Journalists turned protesters to condemn police violence
and defend press freedom this past Sunday
The Fourth Estate ensured there were lots of photo ops
during the event ;b
Earlier this evening, thousands of silver-haired individuals took part in a protest march in support of younger extradition law protesters. Although nominally a silent march, it seemed like many of the participants couldn't resist the opportunity to give voice to their demands (such as in this Tweeted video clip, where they can be heard chanting "Carrie Lam, step down" in Cantonese).
The assembly point for today's march was Chater Garden, the site of protest rallies organized in recent weeks by mothers who also wanted to show that the extradition bill is not just the concern of young Hong Kongers. With a far shorter route than, say, those for the mega protest marches of June 9th and 16th, many people who would have had major difficulty completing those others were able to take part, including a silver-haired attendee with one leg who propelled himself along on crutches.
I have to admit: that photo of that determined individual caused me to well up. It also got me thinking back to an assertion made by someone who refuses to believe that the majority of Hong Kongers are against the proposed -- and supposedly now "dead" but not yet withdrawn -- extraditioon bill that even if it really was the case that two million people went out into the streets on June 16th to show their opposition to it, the fact that "only" two million people did so meant that there still are over five million Hong Kongers who have no problems with it.
More specifically, I think that assertion doesn't stand to reason because I am sure there are lots of opponents to the bill whose physical health makes it so that they are unable to go out on the streets to protest against it; and this particularly so since some of the marches are now getting so many people out on the streets at the same time as to literally bring traffic -- foot and vehicular -- to a standstill!
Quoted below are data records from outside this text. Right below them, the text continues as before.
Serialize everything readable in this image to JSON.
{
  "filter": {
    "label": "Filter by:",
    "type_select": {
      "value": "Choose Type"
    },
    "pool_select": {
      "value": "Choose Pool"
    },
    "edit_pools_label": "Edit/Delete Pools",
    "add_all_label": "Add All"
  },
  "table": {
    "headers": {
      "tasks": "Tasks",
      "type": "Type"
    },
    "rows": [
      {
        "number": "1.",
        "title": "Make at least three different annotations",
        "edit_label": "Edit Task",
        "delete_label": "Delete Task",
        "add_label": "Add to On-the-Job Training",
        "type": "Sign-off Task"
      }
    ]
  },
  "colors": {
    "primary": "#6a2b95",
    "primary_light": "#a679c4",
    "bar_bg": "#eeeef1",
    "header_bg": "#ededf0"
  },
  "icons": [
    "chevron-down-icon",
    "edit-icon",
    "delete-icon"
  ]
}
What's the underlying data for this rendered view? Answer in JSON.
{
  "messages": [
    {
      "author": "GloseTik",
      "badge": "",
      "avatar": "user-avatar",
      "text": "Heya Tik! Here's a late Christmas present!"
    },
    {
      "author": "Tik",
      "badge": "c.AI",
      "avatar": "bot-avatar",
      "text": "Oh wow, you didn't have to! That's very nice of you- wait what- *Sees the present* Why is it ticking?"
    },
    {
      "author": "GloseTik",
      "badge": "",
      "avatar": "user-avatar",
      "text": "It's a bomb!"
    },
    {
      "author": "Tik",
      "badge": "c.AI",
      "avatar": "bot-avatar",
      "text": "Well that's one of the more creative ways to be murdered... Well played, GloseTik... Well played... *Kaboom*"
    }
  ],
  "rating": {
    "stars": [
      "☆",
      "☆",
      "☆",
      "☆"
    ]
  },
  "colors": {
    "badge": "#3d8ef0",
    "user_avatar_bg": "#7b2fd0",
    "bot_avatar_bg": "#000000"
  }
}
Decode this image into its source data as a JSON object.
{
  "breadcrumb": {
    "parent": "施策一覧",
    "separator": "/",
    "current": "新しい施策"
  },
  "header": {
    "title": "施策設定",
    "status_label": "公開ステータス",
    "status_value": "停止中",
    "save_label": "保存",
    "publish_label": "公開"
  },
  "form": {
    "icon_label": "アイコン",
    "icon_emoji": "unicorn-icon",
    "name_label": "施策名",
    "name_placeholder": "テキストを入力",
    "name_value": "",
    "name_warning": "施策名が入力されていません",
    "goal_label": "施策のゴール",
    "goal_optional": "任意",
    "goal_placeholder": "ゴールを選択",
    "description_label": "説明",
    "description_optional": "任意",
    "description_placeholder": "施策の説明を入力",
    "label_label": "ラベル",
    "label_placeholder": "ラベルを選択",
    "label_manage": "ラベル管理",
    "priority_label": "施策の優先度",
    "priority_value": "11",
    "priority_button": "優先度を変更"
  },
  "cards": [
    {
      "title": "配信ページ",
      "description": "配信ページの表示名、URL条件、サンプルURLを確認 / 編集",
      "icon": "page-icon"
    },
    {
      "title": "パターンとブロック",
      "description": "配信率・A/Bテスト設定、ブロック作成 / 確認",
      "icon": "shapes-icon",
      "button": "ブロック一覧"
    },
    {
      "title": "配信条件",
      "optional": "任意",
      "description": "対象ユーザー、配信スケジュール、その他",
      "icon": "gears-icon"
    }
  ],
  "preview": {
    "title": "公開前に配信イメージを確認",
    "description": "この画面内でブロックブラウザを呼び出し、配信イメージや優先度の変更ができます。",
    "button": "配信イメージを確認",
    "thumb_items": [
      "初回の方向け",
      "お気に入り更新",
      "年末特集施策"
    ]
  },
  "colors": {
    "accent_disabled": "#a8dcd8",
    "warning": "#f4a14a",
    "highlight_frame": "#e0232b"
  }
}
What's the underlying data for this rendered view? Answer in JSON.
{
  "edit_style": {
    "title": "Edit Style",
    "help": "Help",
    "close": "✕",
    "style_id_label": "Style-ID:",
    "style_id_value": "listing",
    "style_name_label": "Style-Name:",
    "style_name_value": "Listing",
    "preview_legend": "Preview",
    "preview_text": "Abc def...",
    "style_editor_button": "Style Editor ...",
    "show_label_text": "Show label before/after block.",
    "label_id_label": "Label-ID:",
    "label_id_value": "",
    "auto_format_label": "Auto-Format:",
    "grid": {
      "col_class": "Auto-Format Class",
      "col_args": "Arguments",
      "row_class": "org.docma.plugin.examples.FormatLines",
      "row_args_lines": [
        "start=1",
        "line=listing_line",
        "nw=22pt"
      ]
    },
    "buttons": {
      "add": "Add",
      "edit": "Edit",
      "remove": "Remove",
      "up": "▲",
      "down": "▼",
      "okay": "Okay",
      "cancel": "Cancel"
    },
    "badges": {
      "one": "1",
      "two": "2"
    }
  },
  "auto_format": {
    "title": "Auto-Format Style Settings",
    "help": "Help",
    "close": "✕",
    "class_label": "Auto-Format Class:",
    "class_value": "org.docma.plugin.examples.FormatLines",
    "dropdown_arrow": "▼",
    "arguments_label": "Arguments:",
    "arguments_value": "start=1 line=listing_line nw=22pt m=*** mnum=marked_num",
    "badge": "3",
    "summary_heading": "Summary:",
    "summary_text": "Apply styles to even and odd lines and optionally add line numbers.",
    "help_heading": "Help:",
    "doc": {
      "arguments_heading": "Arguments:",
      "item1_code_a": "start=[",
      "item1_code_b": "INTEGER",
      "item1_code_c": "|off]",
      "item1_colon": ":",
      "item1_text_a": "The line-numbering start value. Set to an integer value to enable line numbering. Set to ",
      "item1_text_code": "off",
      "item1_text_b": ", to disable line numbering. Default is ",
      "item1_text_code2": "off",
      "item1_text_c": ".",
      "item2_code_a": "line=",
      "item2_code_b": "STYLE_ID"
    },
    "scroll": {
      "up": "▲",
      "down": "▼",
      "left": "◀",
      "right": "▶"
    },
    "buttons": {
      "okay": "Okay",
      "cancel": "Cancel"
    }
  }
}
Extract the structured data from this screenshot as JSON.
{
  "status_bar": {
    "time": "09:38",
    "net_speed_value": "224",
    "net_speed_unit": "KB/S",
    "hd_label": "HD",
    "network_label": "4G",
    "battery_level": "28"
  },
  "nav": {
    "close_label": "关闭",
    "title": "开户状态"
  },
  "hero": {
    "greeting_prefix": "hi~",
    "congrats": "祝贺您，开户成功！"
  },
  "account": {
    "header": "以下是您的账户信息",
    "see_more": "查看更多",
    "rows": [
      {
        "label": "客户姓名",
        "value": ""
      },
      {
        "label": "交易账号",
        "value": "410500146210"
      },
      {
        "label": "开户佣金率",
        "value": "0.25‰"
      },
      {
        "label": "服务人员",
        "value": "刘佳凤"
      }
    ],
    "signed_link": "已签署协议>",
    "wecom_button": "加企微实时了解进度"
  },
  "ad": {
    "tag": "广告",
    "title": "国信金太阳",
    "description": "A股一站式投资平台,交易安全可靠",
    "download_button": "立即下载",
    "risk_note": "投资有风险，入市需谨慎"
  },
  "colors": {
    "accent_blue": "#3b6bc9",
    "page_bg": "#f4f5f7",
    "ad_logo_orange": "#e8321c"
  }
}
And then there also are people unable for other reasons to take part in the protests, including because they have to work on those days and at those times that those protests are taking place.
Among them are those members of the Fourth Estate whose job it is to cover the protests. And while it might be said that the press is supposed to be impartial, the fact of the matter is that, especially after being subjected to police brutality or witnessing this happening to their colleagues -- or "just" fellow humans -- in recent weeks, it is only to be expected that they will end up taking sides. Thus it was that, this past Sunday, Hong Kong journalists and their supporters staged a protest of their own -- against police violence and for press freedom -- and that at this event, signs calling for Carrie Lam to step down along with such as the Hong Kong colonial flag were in evidence as well as blown up photographic evidence of inappropriate policing that has taken place at recent extradition bill protests.
Taken by themselves, today's silver haired protest march and the press' on Sunday might not amount to much, especially in terms of numbers of participants. But I think the fact that they have taken place and are among a whole series of protests occuring in various parts of Hong Kong that have included ones organized by mothers and will include one by social workers later this week as well as more "regular" protest organizers like the Civil Human Rights Front says a great deal about the level -- and varied circles -- of opposition that there is to the extradition bill and Carrie Lam's administration in Hong Kong society these days.